A huge fireball was observed in the sky over Bancroft, Ontario early last Wednesday morning, July 24. Now the ROM is reaching out to the public to see if anyone was able to acquire fragments of the Ontario fireball to put in the museum. Although meteorites are not of monetary value, they are considered priceless to scientists because of the information that they hold about outer space.
A fireball went through Bancroft Ontario early yesterday morning and most likely dropped some meteorite pieces. ☄️☄️ https://t.co/9p0M3TuQlk— Royal Ontario Museum (@Royal Ontario Museum)1564074541.0
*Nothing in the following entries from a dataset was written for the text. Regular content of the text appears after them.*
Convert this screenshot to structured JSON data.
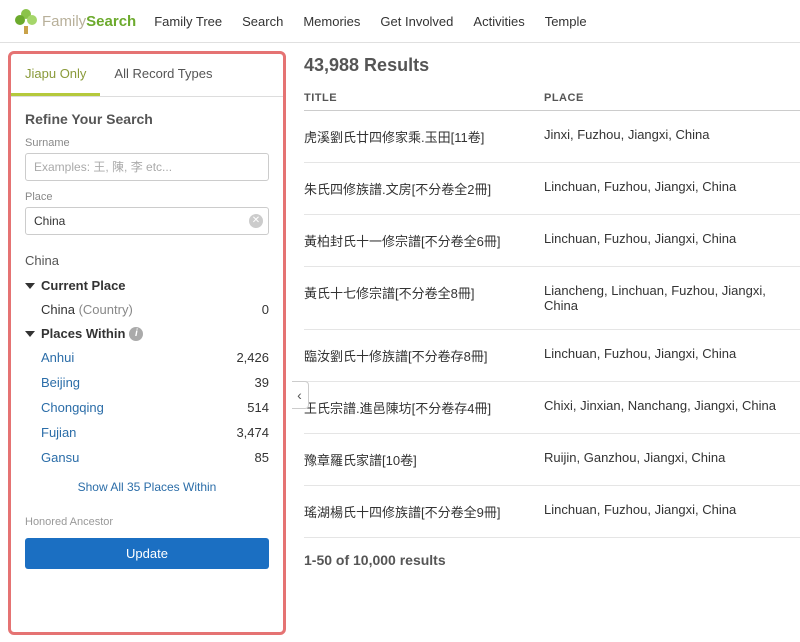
{
  "nav": {
    "brand_family": "Family",
    "brand_search": "Search",
    "links": [
      "Family Tree",
      "Search",
      "Memories",
      "Get Involved",
      "Activities",
      "Temple"
    ]
  },
  "sidebar": {
    "tabs": {
      "jiapu": "Jiapu Only",
      "all": "All Record Types"
    },
    "refine_title": "Refine Your Search",
    "surname_label": "Surname",
    "surname_placeholder": "Examples: 王, 陳, 李 etc...",
    "place_label": "Place",
    "place_value": "China",
    "place_heading": "China",
    "current_place_label": "Current Place",
    "current_place_item": {
      "name": "China",
      "qualifier": "(Country)",
      "count": "0"
    },
    "places_within_label": "Places Within",
    "places_within": [
      {
        "name": "Anhui",
        "count": "2,426"
      },
      {
        "name": "Beijing",
        "count": "39"
      },
      {
        "name": "Chongqing",
        "count": "514"
      },
      {
        "name": "Fujian",
        "count": "3,474"
      },
      {
        "name": "Gansu",
        "count": "85"
      }
    ],
    "show_all": "Show All 35 Places Within",
    "honored_label": "Honored Ancestor",
    "update_label": "Update"
  },
  "results": {
    "heading": "43,988 Results",
    "col_title": "TITLE",
    "col_place": "PLACE",
    "rows": [
      {
        "title": "虎溪劉氏廿四修家乘.玉田[11卷]",
        "place": "Jinxi, Fuzhou, Jiangxi, China"
      },
      {
        "title": "朱氏四修族譜.文房[不分卷全2冊]",
        "place": "Linchuan, Fuzhou, Jiangxi, China"
      },
      {
        "title": "黃柏封氏十一修宗譜[不分卷全6冊]",
        "place": "Linchuan, Fuzhou, Jiangxi, China"
      },
      {
        "title": "黃氏十七修宗譜[不分卷全8冊]",
        "place": "Liancheng, Linchuan, Fuzhou, Jiangxi, China"
      },
      {
        "title": "臨汝劉氏十修族譜[不分卷存8冊]",
        "place": "Linchuan, Fuzhou, Jiangxi, China"
      },
      {
        "title": "王氏宗譜.進邑陳坊[不分卷存4冊]",
        "place": "Chixi, Jinxian, Nanchang, Jiangxi, China"
      },
      {
        "title": "豫章羅氏家譜[10卷]",
        "place": "Ruijin, Ganzhou, Jiangxi, China"
      },
      {
        "title": "瑤湖楊氏十四修族譜[不分卷全9冊]",
        "place": "Linchuan, Fuzhou, Jiangxi, China"
      }
    ],
    "pagination": "1-50 of 10,000 results"
  }
}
Researchers believe that the meteor, which was recorded at 4:44 a.m. ET on Jul. 27, was the size of a beach ball and as bright as the full moon. "This fireball likely dropped a small number of meteorites in the Bancroft area, specifically near the small town of Cardiff," said Peter Brown, an astronomy professor at Western University. Western's all-sky camera network, which runs in conjunction with NASA, captured the image recording of the meteor.
"We suspect meteorites made it to the ground because the fireball ended very low in the atmosphere just to the west of Bancroft and slowed down significantly. This is a good indicator that material survived," said Brown in a media release.Meteorites are safe to touch, but researchers recommend handling them as little as possible in order to preserve any information that they may hold. You should put them in a plastic bag or wrap in aluminum foil to preserve their scientific value.
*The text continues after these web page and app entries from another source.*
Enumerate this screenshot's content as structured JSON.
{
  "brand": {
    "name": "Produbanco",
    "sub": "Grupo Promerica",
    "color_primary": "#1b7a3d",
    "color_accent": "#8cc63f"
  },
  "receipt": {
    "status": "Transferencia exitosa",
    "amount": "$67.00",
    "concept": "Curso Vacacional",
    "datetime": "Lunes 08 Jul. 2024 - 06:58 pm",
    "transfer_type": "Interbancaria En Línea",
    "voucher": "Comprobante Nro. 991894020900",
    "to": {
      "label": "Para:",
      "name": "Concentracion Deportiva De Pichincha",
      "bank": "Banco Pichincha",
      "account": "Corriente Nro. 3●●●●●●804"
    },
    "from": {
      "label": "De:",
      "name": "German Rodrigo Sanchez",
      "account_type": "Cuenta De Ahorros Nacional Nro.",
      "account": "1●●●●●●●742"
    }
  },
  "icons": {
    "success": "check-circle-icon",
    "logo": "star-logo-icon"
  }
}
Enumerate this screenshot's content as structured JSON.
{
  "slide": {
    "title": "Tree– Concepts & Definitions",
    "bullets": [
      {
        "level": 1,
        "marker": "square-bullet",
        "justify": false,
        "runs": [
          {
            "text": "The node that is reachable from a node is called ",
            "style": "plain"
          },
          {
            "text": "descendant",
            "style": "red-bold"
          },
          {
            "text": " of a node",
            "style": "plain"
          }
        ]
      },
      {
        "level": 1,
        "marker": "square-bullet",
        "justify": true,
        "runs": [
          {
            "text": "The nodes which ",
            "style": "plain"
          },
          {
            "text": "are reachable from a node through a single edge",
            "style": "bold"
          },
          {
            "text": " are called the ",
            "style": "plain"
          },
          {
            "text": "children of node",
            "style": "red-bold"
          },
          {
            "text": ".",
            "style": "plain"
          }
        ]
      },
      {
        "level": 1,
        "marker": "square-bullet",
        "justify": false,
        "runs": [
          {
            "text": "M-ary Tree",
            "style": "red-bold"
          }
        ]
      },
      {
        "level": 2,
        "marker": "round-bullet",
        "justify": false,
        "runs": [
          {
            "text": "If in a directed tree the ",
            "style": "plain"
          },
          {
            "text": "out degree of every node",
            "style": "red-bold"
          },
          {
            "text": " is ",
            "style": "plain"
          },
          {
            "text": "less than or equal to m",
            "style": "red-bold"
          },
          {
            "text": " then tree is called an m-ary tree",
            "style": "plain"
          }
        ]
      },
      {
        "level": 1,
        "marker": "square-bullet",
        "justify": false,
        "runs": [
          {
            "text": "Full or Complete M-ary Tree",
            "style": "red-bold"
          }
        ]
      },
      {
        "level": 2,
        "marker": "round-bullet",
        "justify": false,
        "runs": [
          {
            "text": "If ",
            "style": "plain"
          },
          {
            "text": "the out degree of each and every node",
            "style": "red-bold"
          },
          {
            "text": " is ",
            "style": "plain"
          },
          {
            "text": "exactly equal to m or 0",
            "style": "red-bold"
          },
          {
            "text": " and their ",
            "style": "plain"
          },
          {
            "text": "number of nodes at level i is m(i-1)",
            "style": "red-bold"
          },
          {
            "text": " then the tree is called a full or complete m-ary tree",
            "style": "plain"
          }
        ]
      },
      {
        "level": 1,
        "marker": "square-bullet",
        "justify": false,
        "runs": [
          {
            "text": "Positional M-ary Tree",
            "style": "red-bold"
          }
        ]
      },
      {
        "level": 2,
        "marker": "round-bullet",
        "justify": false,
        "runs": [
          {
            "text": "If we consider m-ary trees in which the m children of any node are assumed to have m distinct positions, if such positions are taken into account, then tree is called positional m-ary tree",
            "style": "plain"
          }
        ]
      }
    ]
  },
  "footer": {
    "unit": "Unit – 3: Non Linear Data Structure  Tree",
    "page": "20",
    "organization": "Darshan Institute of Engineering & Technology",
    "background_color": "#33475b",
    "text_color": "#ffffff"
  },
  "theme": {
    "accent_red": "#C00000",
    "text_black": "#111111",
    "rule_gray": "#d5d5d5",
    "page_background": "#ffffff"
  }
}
Although it is difficult to distinguish a meteorite from just a regular rock, they are most easily recognized by their black, glassy exterior, and their denseness. Another way to verify a meteorite is by using a regular fridge magnet. If the rock is magnetic, it is more than likely a meteorite. If you think you may have found fragments of this fireball, the next scheduled rock, gem, mineral, fossil, and meteorite identification clinic will be held at the ROM this August 21.“Meteorites are of great interest to researchers as studying them helps us to understand the formation and evolution of the solar system,” says Brown.
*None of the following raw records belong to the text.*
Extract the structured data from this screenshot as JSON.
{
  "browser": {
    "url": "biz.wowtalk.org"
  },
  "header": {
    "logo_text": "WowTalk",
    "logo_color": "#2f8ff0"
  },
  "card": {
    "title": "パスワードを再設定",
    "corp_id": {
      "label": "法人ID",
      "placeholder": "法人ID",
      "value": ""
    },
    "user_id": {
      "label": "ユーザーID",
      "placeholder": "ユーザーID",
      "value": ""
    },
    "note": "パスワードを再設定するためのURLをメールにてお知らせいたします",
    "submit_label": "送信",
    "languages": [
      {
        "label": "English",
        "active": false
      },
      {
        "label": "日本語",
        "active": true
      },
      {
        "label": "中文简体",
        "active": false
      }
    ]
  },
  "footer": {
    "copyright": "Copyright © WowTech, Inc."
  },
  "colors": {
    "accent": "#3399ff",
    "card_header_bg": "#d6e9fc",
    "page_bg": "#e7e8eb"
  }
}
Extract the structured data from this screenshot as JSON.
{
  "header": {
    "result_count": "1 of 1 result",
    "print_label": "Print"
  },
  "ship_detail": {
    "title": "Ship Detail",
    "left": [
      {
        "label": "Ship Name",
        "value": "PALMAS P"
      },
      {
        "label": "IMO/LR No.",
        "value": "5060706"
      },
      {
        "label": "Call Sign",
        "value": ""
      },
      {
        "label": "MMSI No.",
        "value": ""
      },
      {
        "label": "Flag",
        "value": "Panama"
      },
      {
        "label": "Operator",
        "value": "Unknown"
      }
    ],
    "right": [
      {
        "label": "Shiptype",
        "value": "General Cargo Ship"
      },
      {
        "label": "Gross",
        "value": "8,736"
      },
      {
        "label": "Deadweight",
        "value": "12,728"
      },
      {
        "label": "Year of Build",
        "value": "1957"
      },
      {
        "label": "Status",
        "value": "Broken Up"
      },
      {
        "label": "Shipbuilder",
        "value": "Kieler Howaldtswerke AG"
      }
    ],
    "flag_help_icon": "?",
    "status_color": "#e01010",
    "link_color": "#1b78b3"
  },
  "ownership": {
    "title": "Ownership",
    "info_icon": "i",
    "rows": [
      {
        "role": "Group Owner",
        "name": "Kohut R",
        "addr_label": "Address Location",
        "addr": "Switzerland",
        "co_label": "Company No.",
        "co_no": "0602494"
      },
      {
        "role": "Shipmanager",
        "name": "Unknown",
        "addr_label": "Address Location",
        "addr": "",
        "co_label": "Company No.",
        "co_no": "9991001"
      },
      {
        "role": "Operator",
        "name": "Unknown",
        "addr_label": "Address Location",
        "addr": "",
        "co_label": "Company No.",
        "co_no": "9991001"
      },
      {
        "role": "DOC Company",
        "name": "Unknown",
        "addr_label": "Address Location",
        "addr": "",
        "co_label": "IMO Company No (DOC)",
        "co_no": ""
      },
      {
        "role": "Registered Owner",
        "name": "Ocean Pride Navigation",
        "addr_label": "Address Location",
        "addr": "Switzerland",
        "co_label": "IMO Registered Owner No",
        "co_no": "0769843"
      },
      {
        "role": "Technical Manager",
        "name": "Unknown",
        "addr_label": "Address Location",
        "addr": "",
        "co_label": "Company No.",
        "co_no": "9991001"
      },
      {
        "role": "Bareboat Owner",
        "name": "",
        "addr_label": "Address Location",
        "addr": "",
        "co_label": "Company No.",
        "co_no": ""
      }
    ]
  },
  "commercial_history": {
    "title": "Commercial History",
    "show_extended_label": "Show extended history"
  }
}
If you live too far to go to the ROM and are unsure of whether your find is an actual meteorite, you can contact Kim Tait of the Royal Ontario Museum at firstname.lastname@example.org with a picture and description.